Former president Mary McAleese has criticised the Vatican for replacing its commitment to implement the UN Convention on the Rights of the Child in the universal church with an undertaking to enforce it exclusively in Vatican City State.

Mrs McAleese, who is completing a doctorate in Catholic church law at a university in Rome, recalled the Holy See's 1995 statement to the UN Committee on the Rights of the Child that the Vatican City State was a childless workplace for church administrators where implementation of the convention did not arise.

That church report dwelt on how the treaty was being implemented in the universal church.

She then described how the Vatican told the monitoring committee's second review, which concluded in 2014 and which was dominated by questions about clerical child sexual abuse, that it was only obliged to implement the convention within Vatican City, a tiny city state which at that stage was home to a handful of children.

The Holy See argued that the most it could be expected to do outside the Vatican was to encourage people of goodwill to support the convention.

The former president asked why the Holy See is unwilling to implement the treaty within its own universal laws and teaching for the benefit of all its 300 million child members, given its willingness to act as a persuader for governments to implement the convention.

Speaking to the Royal Irish Academy in Dublin, she also accused senior Catholic officials of misleading the United Nations about the church's teaching on both corporal punishment and illegitimacy.
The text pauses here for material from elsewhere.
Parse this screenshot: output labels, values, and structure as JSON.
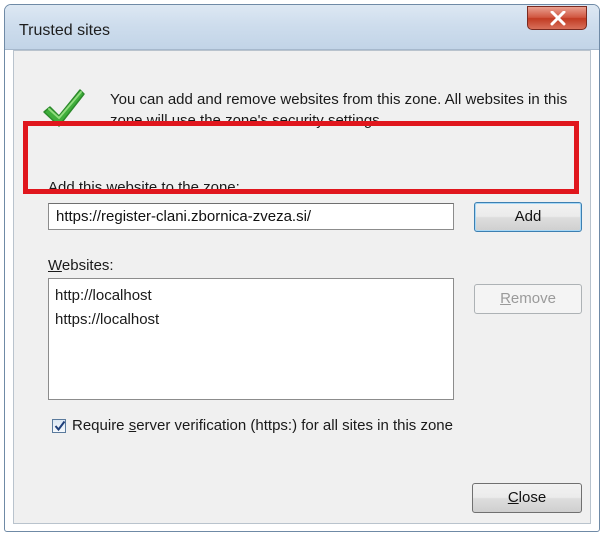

She said church representatives misled the UN committee four years ago when they stated that "on the international level, the Holy See does not promote corporal punishment" or use the term illegitimate.